“A New Orchid Myth” is a fantasy-reality tale that breaks with her usual ethnic subject matter to explore the possibility of a different kind of civilization on the planet Tome from which Mr. and Mrs. Everydream descend to Earth. They find life in New York City puzzling, but extensive travel within the states gives them a broader landscape.
Sunflowers and orchids are important in this narrative. The sunflower seeds provide great nourishment here and in their home planet. Orchids also exist there but are wilted and becoming sterile as are the people. What is needed there is optimism, and the red on orchids seems to symbolize it.
The worry is that people from the home planet will kidnap their daughter Taralee to try to revitalize their own system. Eventually the Everydreams develop a plan to send orchids to the planet, thus saving it and themselves. Then forgiveness rules.
Poems describe the best attributes of many of the states, which they visit. For comic relief, the characters Plastic and Polyester appear occasionally and either comment or run around New York City. Manhattan and California bear detailed descriptions of American places. And there are a few Armenian characters in the background – Mr. and Mrs. Garmirian and Maral Laramian among them.
Optimism given and restored boosts the morale of the people in the book and the people who read the book. The work has the most appeal to parents, grandparents, adolescents, art lovers and residents of the many states described. It indirectly sends the messages of coexistence and understanding, which anyone can use. It provides an exploration of imagery and imagination and can also be read by adolescents.
Poet Alan Semerdjian wrote of her work, “Marianne Moore is a good starting place for entering Pilibosian’s work.Their writings share the same natural kind of prosaic structure, attention to sibilance and syntax, and transformative quality. Pilibosian, now at a different point in her life, places herself as a successor of modernist ideals and attentiveness to image.”

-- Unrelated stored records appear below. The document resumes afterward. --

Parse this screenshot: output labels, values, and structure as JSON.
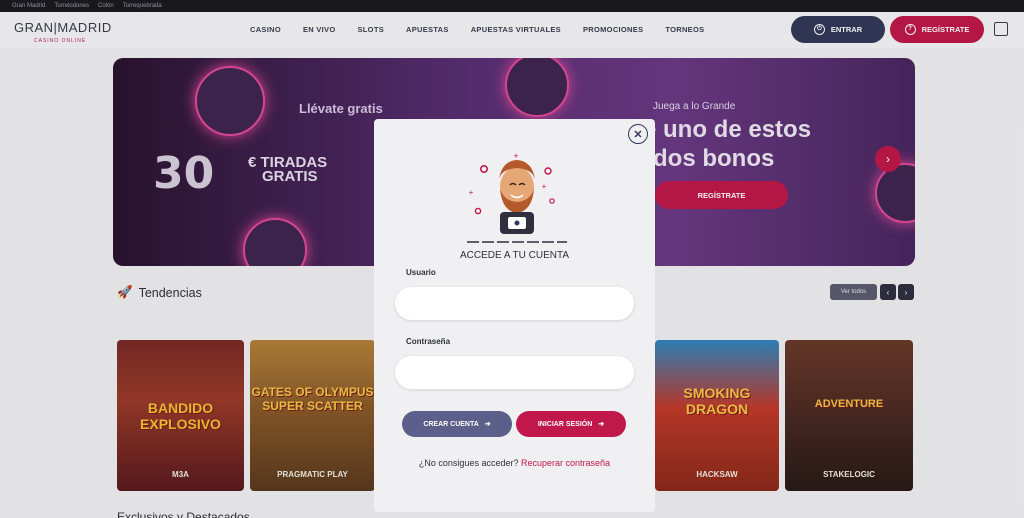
{
  "topbar": {
    "links": [
      "Gran Madrid",
      "Torrelodones",
      "Colón",
      "Torrequebrada"
    ]
  },
  "header": {
    "logo_main": "GRAN|MADRID",
    "logo_sub": "CASINO ONLINE",
    "nav": [
      "CASINO",
      "EN VIVO",
      "SLOTS",
      "APUESTAS",
      "APUESTAS VIRTUALES",
      "PROMOCIONES",
      "TORNEOS"
    ],
    "entrar_label": "ENTRAR",
    "registrate_label": "REGÍSTRATE"
  },
  "banner": {
    "left_heading": "Llévate gratis",
    "left_amount": "30",
    "left_currency": "€",
    "left_tiradas": "TIRADAS",
    "left_gratis": "GRATIS",
    "right_heading": "Juega a lo Grande",
    "right_title_1": "e uno de estos",
    "right_title_2": "dos bonos",
    "cta": "REGÍSTRATE"
  },
  "trends": {
    "title": "Tendencias",
    "ver_todos": "Ver todos",
    "games": [
      {
        "name": "BANDIDO EXPLOSIVO",
        "provider": "M3A"
      },
      {
        "name": "GATES OF OLYMPUS SUPER SCATTER",
        "provider": "PRAGMATIC PLAY"
      },
      {
        "name": "SMOKING DRAGON",
        "provider": "HACKSAW"
      },
      {
        "name": "ADVENTURE",
        "provider": "STAKELOGIC"
      }
    ]
  },
  "bottom_section": {
    "title": "Exclusivos y Destacados"
  },
  "modal": {
    "title": "ACCEDE A TU CUENTA",
    "usuario_label": "Usuario",
    "usuario_value": "",
    "contrasena_label": "Contraseña",
    "contrasena_value": "",
    "crear_label": "CREAR CUENTA",
    "iniciar_label": "INICIAR SESIÓN",
    "recover_text": "¿No consigues acceder?",
    "recover_link": "Recuperar contraseña"
  },
  "colors": {
    "brand": "#c0184a",
    "navy": "#33395a",
    "secondary": "#5c5f8a"
  }
}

Richard R. Blake, official reviewer for Amazon.com wrote, ” The beauty of her choice of words brings to mind delicacies, rich, delicious tidbits of many flavors. Contemporary themes bring to light the tenor of the times, the pressures brought about by the turmoil and uncertainties of today… A touch of poetic genius.”

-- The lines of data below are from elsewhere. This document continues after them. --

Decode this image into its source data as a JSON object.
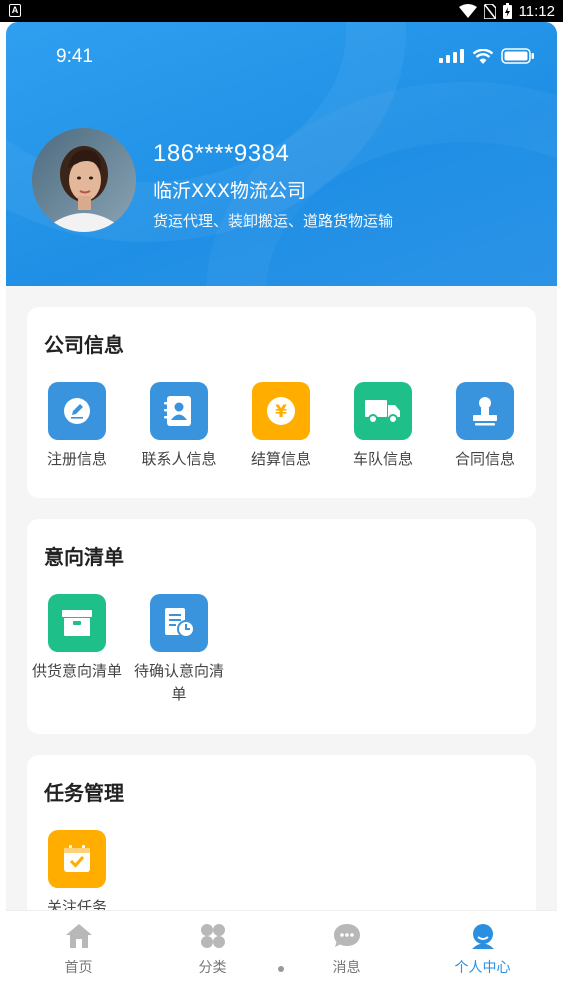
{
  "system_bar": {
    "time": "11:12"
  },
  "status_bar": {
    "time": "9:41"
  },
  "profile": {
    "phone": "186****9384",
    "company": "临沂XXX物流公司",
    "business": "货运代理、装卸搬运、道路货物运输"
  },
  "company_info": {
    "title": "公司信息",
    "items": [
      {
        "label": "注册信息",
        "icon": "edit-icon",
        "color": "#3a93dd"
      },
      {
        "label": "联系人信息",
        "icon": "contacts-icon",
        "color": "#3a93dd"
      },
      {
        "label": "结算信息",
        "icon": "yen-icon",
        "color": "#ffae00"
      },
      {
        "label": "车队信息",
        "icon": "truck-icon",
        "color": "#1fbf8a"
      },
      {
        "label": "合同信息",
        "icon": "stamp-icon",
        "color": "#3a93dd"
      }
    ]
  },
  "intent_list": {
    "title": "意向清单",
    "items": [
      {
        "label": "供货意向清单",
        "icon": "box-icon",
        "color": "#1fbf8a"
      },
      {
        "label": "待确认意向清单",
        "icon": "pending-doc-icon",
        "color": "#3a93dd"
      }
    ]
  },
  "task_management": {
    "title": "任务管理",
    "items": [
      {
        "label": "关注任务",
        "icon": "calendar-check-icon",
        "color": "#ffae00"
      }
    ]
  },
  "tabbar": {
    "items": [
      {
        "label": "首页",
        "icon": "home-icon",
        "active": false
      },
      {
        "label": "分类",
        "icon": "category-icon",
        "active": false
      },
      {
        "label": "消息",
        "icon": "message-icon",
        "active": false
      },
      {
        "label": "个人中心",
        "icon": "profile-icon",
        "active": true
      }
    ]
  },
  "colors": {
    "primary": "#2a8fe0",
    "header_bg": "#2196e8",
    "page_bg": "#f5f5f5"
  }
}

Kirkus Review states, “ Pilibosian describes her landscapes with color, music and sounds, the resulting poems becoming, at their core, loving depictions of life. A unique collection of verse with a sci-fi twist on the American dream.”
Helene Pilibosian’s poems have appeared in many American and Armenian literary journals and anthologies in the US and abroad. Some of her poems were finalists in literary competitions or won first prizes and honorable mentions. Her early work has been cited in the Greenwood Encyclopedia of Multiethnic American Literature. She holds a degree in humanities from Harvard University.
Formerly a writer/editor of The Armenian Mirror-Spectator, she now heads Ohan Press, a private bilingual micropress which has published 10 books of both prose and poetry, including her story My Literary Profile: A Memoir, awarded honorable mention by the New England Book Festival, in addition to A New Orchid Myth published by CreateSpace.
The book is available from https://www.createspace.com/4649646, amazon.com and other online bookstores or from Ohan Press at http://home.comcast.net/~hsarkiss